Even what is one of the bigger tourist attractions in Transylvania---the castle of Count Vlad Tepes (ostensibly the inspiration for Dracula) in Bran---is remarkably low-key, with a small crafts market and some pensions scattered around. I turned up just as a thunderstorm descended on the village and shook the surrounding hills for an hour. In spite of its reputation and the monster-movie atmosphere, Vlad's little fortress with its whitewashed walls and red-tile roofs looked rather homey and inviting.
Warmth and charm defy a reputation of crime and corruption throughout Romania. I brought no small amount of trepidation with me, including a sackload of rumours about gas queues, gypsy thieves, and bent cops, none of which materialized. The gas stations were clean and efficient, staffed by skirted gas jockettes with fistsful of lei who pump the cheapest fuel in Europe. The gypsies I came across were characterized by the horse-drawn caravans on the roads, and by Mariana, a young beggar girl in the stunningly authentic medieval town of Sighisoara. Although I only gave her 100 lei (seven cents), she took my picture, and was happy to let me take hers, after which she shyly requested a copy.
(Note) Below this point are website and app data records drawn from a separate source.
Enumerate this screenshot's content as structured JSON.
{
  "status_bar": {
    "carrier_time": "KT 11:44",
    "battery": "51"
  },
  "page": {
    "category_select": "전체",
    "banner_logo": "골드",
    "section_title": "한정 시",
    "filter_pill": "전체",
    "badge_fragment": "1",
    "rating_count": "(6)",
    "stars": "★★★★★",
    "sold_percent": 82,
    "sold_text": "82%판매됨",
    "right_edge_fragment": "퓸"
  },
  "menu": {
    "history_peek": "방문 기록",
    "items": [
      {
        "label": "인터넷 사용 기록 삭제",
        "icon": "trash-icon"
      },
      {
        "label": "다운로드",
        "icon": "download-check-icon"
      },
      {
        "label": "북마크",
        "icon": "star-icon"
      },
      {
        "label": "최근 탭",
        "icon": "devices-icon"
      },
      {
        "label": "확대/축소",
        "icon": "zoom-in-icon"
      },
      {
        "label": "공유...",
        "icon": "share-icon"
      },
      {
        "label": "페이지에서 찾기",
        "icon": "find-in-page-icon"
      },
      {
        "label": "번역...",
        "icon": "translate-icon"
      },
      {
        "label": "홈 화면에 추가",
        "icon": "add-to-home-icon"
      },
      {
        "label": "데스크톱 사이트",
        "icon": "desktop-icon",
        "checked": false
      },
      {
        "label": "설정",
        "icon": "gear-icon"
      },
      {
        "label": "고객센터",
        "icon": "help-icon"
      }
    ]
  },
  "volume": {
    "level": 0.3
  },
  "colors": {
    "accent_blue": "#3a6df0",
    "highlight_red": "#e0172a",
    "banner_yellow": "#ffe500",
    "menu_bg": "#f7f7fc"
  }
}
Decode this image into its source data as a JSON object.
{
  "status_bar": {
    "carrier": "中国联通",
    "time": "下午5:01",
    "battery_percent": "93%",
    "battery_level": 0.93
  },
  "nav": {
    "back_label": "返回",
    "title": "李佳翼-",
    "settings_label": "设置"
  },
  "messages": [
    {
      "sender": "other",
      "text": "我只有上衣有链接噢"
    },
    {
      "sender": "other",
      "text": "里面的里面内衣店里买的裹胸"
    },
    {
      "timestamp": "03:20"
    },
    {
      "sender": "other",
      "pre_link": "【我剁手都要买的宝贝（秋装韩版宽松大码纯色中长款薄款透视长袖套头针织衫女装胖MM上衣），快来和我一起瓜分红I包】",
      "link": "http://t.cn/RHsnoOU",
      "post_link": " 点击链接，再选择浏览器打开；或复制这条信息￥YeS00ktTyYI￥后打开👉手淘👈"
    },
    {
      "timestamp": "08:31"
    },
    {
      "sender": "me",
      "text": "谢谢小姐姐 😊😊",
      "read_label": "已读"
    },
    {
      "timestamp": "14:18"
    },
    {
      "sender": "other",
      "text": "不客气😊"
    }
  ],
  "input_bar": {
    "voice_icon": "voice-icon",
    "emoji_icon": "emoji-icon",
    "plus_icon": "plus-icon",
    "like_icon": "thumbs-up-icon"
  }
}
Unfortunately, the address she gave me (``74") was somewhat unspecific, but I lacked the Romanian to communicate this sad fact.
The police were nothing less than helpful, guiding me to inexpensive hotels in their unmarked Dacias full of assault rifles when I was lost, and never complaining about my less-than- fully-functional motorcycle. Gaby insists that there is little incentive for police to indulge in corruption. ``I have a good job," he explains, shrugging as if that is all one can ask for in the modern Romania. ``Why should I risk that?" There are some surprising perks for him, too. In the days of Ceaucescu, he explains, policemen could face severe punishment for firing their guns inappropriately. ``Now," he jokes, ``you make trouble---pow!"
He cautions me to steer clear of the black market money changers, who seem to mill about in the streets of every Eastern European city. In Romania they brazenly defy the law and mob you as you squirm your way into the exchange bureaus, flashing their calculators, sometimes offering a few percent higher than the official rate, sometimes misplacing a decimal point to their own benefit. It never seems to be worth the hassle or risk.
Besides, many western currencies will be accepted in leiu of Romanian cash, and prices are typically given in your choice of (US) dollars, marks, or lei. These prices don't always agree. In my first night in Romania, I was offered a four-room suite with Persian rugs and luxurious wooden furnishings for DM20, but it was only the equivalent of DM15 if I paid in Romanian currency. (Stupidly I passed, reasoning that I should be able to find a single room for much less still. Sundown forced me into a much less stylish hotel, for more money.)
But that was all several nights ago. Tonight my hut, nestled in the Carpathian mountains southeast of Brasov, is setting me back the princely sum of $4.50. There may be no electricity, but there are also no diesel fumes, nor the endless faceless apartment blocks of communist-era urbanity.
The proprietor of the cabana offers me a cupful of sugared wild berries that he picked earlier in the day. For making wine, he mimes. Gaby and Monica jump up and fetch a watermelon from their hut, and we noisily slurp up the sweet fruits and drink Cuicas beer until the deep Transylvanian mists chase us into our beds.